*REQUIRED WORK*
Determine the number of lines of the records below that include "نقطة". Respond with the number and no other text.

══ DATA FOR THIS EXERCISE

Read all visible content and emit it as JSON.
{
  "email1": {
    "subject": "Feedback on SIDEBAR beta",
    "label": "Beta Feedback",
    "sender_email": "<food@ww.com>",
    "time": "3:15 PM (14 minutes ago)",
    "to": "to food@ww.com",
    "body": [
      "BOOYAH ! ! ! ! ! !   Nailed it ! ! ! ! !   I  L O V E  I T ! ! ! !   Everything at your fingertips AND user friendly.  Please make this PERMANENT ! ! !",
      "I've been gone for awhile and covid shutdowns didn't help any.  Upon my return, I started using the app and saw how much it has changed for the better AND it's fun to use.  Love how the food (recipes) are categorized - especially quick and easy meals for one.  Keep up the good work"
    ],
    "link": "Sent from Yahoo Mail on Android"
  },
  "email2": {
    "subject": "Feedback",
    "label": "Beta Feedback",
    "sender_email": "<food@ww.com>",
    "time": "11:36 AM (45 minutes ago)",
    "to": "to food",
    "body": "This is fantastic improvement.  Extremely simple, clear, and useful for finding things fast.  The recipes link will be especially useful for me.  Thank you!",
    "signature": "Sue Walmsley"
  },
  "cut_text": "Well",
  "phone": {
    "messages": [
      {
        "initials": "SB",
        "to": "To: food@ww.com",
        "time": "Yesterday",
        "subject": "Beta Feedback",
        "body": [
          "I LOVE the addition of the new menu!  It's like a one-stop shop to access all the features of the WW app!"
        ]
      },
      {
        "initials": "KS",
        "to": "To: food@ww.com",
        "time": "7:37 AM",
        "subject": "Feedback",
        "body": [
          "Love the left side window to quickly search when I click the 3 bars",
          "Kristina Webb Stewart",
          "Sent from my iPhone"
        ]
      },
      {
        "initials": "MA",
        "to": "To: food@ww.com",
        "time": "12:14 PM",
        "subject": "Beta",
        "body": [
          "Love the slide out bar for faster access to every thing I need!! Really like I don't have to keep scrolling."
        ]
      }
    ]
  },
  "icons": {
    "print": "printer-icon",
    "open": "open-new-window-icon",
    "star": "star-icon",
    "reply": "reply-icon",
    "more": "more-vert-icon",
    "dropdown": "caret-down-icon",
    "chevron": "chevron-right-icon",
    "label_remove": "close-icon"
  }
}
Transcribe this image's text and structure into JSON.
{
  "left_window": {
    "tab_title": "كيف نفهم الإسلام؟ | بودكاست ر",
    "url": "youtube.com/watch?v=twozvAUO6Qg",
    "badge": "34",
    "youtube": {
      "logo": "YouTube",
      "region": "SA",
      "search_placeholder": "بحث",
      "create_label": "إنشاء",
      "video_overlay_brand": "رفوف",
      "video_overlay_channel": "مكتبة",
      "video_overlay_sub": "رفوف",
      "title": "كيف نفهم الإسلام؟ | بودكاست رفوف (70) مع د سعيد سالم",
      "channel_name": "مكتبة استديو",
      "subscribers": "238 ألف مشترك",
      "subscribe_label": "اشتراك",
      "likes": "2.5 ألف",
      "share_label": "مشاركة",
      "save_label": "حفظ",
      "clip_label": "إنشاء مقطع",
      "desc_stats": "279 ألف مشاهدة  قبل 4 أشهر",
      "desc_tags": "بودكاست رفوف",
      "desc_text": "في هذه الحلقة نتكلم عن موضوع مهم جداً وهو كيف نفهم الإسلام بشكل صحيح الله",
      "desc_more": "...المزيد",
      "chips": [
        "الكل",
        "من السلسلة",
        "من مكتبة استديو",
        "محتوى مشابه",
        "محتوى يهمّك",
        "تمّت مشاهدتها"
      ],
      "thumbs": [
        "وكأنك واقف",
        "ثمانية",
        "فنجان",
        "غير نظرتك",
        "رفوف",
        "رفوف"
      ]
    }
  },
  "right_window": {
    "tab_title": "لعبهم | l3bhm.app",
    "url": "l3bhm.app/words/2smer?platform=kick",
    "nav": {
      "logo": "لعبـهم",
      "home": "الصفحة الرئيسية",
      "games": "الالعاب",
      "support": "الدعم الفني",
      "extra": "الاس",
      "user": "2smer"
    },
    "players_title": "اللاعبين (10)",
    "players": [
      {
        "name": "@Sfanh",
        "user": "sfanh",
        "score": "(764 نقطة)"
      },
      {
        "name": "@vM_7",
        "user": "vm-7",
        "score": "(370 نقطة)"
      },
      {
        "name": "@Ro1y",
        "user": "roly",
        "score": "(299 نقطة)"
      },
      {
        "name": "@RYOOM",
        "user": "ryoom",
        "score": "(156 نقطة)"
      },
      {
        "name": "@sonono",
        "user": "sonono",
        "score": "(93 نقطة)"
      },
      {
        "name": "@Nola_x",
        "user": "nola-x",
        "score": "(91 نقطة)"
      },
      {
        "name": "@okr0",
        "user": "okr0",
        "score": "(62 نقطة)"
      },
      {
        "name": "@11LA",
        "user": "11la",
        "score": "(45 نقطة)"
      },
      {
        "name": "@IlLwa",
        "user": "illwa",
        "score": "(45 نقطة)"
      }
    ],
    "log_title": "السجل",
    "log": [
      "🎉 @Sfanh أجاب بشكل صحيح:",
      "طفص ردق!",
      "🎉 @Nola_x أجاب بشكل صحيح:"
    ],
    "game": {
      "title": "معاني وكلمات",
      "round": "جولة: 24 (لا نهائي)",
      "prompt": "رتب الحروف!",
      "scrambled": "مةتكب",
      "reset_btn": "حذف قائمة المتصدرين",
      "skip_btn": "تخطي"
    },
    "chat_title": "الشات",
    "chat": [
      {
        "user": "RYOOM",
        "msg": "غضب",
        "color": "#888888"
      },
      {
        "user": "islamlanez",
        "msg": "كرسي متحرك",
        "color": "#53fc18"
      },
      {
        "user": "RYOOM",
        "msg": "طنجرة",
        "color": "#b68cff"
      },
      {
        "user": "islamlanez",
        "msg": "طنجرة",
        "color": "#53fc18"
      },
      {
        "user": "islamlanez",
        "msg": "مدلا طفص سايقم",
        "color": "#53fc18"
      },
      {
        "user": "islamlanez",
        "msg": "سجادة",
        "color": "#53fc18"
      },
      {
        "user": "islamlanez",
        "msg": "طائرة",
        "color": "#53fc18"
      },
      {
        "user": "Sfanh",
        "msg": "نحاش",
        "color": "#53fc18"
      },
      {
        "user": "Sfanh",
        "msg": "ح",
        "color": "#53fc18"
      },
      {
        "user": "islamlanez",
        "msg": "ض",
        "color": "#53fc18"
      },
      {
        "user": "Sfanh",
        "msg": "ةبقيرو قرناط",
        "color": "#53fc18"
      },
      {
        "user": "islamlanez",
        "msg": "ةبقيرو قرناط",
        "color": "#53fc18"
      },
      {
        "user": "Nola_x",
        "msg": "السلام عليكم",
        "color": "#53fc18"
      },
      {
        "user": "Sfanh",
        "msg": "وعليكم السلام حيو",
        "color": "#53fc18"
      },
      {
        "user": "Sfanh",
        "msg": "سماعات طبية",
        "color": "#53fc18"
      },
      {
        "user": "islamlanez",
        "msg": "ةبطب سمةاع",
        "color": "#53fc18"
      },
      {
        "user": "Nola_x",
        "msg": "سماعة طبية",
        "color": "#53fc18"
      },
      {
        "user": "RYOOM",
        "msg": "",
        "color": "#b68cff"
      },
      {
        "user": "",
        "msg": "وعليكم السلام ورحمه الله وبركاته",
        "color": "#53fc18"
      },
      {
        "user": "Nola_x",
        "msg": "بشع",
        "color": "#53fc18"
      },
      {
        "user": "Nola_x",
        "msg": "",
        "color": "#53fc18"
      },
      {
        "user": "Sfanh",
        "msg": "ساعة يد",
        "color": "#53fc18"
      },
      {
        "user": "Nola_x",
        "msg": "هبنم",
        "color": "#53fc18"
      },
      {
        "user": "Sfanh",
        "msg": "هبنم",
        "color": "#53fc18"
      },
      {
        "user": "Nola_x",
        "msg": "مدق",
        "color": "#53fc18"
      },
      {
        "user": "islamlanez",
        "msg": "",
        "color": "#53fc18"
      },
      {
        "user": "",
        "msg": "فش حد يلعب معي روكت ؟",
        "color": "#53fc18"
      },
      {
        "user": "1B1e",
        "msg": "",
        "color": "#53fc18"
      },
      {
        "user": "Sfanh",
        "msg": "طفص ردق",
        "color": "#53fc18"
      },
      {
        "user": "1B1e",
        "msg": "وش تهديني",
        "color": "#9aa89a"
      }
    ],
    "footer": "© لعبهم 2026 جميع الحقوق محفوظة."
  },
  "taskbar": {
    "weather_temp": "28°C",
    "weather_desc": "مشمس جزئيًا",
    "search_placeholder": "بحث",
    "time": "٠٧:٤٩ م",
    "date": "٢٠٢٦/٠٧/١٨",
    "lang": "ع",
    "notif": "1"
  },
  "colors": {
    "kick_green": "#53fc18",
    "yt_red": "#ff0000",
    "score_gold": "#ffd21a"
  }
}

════

*SOLUTION TO THIS PROBLEM*
9